*** PROVIDED RECORDS ***

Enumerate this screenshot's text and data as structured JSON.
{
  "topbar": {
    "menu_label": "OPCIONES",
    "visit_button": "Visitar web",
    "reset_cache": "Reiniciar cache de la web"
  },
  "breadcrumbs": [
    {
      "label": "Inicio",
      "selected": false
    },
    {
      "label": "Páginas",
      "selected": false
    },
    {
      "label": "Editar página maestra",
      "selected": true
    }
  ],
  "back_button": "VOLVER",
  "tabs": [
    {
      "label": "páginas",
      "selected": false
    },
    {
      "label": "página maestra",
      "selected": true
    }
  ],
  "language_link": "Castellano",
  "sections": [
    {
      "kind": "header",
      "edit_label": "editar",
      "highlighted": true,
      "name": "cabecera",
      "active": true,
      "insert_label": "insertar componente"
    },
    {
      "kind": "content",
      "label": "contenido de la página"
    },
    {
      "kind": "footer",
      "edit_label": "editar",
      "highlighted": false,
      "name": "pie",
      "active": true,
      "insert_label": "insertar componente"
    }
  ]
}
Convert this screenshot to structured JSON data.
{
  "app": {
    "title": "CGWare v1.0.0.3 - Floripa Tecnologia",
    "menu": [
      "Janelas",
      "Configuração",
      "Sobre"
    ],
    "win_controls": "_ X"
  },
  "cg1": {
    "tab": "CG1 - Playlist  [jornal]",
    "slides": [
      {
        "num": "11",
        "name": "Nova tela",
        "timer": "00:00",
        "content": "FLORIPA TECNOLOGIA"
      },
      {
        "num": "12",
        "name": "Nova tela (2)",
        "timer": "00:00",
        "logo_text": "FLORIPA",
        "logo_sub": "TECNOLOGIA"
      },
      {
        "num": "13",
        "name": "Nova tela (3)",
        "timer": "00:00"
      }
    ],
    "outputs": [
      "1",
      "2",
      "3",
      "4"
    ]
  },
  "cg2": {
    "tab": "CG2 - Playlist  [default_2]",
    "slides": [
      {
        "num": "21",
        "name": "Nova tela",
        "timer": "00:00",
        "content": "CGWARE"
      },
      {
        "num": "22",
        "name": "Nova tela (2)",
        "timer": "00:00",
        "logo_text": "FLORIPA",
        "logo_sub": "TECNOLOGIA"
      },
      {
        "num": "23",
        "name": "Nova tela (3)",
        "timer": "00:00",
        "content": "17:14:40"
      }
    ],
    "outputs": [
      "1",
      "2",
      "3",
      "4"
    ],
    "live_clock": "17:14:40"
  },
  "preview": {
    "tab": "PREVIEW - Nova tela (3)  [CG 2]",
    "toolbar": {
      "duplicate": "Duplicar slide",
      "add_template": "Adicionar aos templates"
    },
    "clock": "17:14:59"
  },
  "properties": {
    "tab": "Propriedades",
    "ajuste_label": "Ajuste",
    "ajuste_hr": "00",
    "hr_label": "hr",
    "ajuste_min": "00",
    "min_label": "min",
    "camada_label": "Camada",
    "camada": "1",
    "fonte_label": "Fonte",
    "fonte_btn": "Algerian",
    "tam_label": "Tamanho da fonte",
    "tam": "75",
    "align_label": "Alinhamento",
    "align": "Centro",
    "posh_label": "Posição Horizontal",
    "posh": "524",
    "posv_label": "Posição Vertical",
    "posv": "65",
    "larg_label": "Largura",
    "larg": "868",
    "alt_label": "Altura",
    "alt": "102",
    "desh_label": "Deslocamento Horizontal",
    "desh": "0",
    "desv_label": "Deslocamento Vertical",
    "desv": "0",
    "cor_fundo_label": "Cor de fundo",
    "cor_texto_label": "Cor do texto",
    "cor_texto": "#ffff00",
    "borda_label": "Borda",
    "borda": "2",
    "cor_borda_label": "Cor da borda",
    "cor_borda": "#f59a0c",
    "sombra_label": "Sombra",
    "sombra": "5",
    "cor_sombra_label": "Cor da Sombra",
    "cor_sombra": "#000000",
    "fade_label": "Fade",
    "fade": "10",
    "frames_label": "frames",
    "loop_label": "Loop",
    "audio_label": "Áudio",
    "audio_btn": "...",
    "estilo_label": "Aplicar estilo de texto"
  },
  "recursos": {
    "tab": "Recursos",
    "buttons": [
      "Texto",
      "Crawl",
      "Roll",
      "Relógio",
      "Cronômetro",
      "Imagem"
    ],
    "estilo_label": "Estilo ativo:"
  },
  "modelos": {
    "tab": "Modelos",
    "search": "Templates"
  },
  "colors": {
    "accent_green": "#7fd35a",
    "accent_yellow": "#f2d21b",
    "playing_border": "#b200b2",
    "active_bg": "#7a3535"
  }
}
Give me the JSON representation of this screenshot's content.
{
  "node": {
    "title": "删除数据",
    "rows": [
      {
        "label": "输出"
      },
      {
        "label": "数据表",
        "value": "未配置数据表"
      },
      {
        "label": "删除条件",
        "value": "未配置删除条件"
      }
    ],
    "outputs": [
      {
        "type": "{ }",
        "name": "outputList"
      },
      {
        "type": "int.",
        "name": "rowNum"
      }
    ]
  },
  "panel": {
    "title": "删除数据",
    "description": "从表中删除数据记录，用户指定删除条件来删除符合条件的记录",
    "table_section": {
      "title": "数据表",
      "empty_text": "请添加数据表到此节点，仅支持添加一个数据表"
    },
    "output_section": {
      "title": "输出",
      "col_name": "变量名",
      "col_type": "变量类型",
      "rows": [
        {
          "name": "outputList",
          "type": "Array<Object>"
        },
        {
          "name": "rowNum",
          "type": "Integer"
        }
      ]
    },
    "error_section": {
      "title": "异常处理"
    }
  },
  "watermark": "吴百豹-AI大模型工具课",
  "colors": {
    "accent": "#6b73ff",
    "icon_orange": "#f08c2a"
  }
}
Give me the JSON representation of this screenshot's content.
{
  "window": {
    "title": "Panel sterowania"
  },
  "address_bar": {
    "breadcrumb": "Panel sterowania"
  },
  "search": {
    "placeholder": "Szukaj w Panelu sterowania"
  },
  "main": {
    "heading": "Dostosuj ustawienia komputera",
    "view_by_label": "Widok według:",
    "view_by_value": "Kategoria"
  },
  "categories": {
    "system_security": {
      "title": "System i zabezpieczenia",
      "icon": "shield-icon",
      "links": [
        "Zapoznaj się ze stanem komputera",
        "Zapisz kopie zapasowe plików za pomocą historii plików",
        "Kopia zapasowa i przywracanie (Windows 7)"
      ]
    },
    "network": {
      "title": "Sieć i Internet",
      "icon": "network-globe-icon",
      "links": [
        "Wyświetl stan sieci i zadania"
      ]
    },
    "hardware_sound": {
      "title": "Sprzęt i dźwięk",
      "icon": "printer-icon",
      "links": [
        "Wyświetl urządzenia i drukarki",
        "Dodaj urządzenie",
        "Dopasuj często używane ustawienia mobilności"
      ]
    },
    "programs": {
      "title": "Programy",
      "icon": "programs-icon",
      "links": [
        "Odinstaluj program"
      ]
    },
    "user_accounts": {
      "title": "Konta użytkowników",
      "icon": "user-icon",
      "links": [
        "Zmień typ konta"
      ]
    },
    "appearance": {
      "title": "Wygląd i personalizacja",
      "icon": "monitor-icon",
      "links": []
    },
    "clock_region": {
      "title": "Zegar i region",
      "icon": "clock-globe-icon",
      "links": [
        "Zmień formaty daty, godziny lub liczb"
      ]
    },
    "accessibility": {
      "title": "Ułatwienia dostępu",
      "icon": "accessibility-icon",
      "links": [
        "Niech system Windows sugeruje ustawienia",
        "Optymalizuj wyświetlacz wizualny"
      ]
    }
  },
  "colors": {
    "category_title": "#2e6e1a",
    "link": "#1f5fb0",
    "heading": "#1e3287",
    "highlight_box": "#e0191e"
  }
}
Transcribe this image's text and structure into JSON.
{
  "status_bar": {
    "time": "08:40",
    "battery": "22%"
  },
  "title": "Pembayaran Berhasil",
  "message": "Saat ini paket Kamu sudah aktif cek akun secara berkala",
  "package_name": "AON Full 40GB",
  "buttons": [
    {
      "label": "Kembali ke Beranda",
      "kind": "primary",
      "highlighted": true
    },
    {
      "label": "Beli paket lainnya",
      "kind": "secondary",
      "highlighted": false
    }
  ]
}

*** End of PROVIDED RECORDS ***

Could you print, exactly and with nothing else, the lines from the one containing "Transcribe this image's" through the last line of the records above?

Transcribe this image's text and structure into JSON.
{
  "status_bar": {
    "time": "08:40",
    "battery": "22%"
  },
  "title": "Pembayaran Berhasil",
  "message": "Saat ini paket Kamu sudah aktif cek akun secara berkala",
  "package_name": "AON Full 40GB",
  "buttons": [
    {
      "label": "Kembali ke Beranda",
      "kind": "primary",
      "highlighted": true
    },
    {
      "label": "Beli paket lainnya",
      "kind": "secondary",
      "highlighted": false
    }
  ]
}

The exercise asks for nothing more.